New Year’s traditions abound. Champagne corks, midnight countdowns, raucous revelry as the old year fades from light and quiet resolutions for the new. My own is more Robert Burns — auld acquaintance and a scrapbook of yellowed newspaper clippings cut out long ago by those before me. So, for the sake of auld lang syne:
There’s one of my father in a basketball jersey, No. 42, “an eagle-eyed guard,” the sportswriter wrote. I'd never have known were it not for newspapers, or that, when even younger, he was on the Whittier School championship baseball team. There’s a photograph of the youngsters, long past yellow and orange with age but still clear. He’s in the bottom right corner. There’s no app for that.
On the back of the clipping is an advertisement for permanent waves at $1.95. “All the curls you could want,” it said. Another clipping is of my grandmother, recently elected as president of the Eighth Street Methodist Church Aid & Mission Society, “Despite the duties attendant upon a housewife and the mother of several little children, Mrs. O.J. Gausman has issued an invitation to meet with her to form plans for Christmas charity work.” Old-fashioned society writing at its best. Beside it, another of her father, the Rev. Christian Moeller, an aged pastor scheduled to speak in German at the age of 90 bearing the hand-written notation, “year of 1921.”

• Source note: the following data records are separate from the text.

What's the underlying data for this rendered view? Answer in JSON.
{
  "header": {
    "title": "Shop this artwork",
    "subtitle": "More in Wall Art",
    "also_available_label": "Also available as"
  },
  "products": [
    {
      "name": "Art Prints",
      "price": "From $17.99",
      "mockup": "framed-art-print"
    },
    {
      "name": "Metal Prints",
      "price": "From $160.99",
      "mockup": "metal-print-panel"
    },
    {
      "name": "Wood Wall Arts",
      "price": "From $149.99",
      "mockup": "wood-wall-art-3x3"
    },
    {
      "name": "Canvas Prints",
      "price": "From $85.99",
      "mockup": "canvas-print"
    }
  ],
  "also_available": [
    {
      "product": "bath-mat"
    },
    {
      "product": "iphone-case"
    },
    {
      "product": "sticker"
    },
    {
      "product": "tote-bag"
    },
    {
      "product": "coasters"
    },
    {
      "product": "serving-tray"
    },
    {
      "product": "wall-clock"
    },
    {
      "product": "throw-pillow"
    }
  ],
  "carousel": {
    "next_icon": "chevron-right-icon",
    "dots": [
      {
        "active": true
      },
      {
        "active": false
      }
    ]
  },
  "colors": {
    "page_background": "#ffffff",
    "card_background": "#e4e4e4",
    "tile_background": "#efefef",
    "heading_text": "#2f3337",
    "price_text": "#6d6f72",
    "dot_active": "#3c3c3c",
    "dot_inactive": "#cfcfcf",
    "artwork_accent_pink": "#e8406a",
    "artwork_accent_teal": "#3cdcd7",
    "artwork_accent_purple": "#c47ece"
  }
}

And my mother’s engagement announcement. “Mrs. Zelma McCray of Sayre announces the engagement and approaching marriage of her daughter, Miss Kathleen McCray, to Capt. Willis F. Gausman.” My other grandmother, Zelma, was the antithesis of the one above — silent movie star beautiful, a genuine flapper, she was one of the first women to smoke, a habit she continued religiously during her 96 years until the nursing home refused to allow it. She promptly died.
Happy New Year.
Patricia Gannon covers society for The Acadiana Advocate. She can be reached at Fete@theadvocate.com.
Symphony Women’s League
Now, here was a holiday party. Laura Myers hosted the Symphony Women’s League at her Settlement home for an elegant cocktail buffet. The outdoors was lit and lovely, while inside, long-stemmed red roses and evergreens adorned the dining room table avec les fromages the hostess prepared herself, and chef Dennis Thibodeaux was ready on the line with bananas Foster alfresco. The well-traveled Thibodeaux has been executive chef in Palm Beach, Florida, and the orange juice for his dish was hand-squeezed from Myers’ own trees. “I’ve gained 25 pounds since he’s been here,” she said. Also taking in some delicious calories: mother-daughter duo Monique Kolder and Bessie Larre, jeweler Dianna Rae and an always-gorgeous Mary Ann Mirian. By the way, the only thing better than the bananas Foster was Thibodeaux’s stand-up.
Chip and Jennifer Jackson attended Gov. John Bel Edwards and Donna Edwards' annual Christmas party at the mansion. Guests were asked to bring gift cards to help foster care families, and both the governor and first lady posed for photos. Also in attendance were former Gov. Kathleen Blanco and husband Raymond.
Following an outdoor wedding at the home of Bill and Tressie Ham, Kim Veillon and Marty Thibodeaux celebrated with an elegant Petroleum Club reception. Both Santa Claus and Cajun musicians welcomed guests curbside, while inside was classic, with a guestbook accompanied by family mementos, a vintage wedding veil and bejeweled Christmas trees. Sinatra singer Spencer Racca and Patsy Bienvenu entertained as well-wishers enjoyed an elaborate wedding cake and turtle soup. Veillon is the owner of It’s a Wrap Flowers by Kim Veillon and Thibodeaux is director of sales for Party Central. The couple will reside in Lafayette.
City Club Social
The place was rockin' when Fête came knockin'. Moss Motors celebrated the season with a Grill Bar cocktail party, complete with dancing, DJ and door prizes for days, including a 1952 Mercedes steering wheel clock for Sharon Moss. A good time was had by all, including Chad Trotti, Mitch Stover, the lovely Sarah Moss, lady in red Cynthia Allen and Jordan Bruno, who was literally the cat’s pajamas, courtesy of Walmart in Broussard. As for Dr. Curtis Roy, like they say, “Never cry over spilt wine.”
Faith House Follies
Purple was a mighty popular color at An Evening of Hope, the Faith House fundraiser and tribute to Prince. Held at the UL Student Union Ballroom, the entertainment featured 10 lip sync teams competing for charity. “They’re doing a whole performance, dancing and lip syncing,” said Faith House director Billi Lacombe. Ticketed guests could also take chances on the Paul’s Champagne Raffle and a 14K gold and topaz pendant, and turning out for the cause were pretty Jessica McGehee, Al and Lisa Lilley, Marcus and Brianna Smith and Jamie Angelle, who synced "When Doves Cry."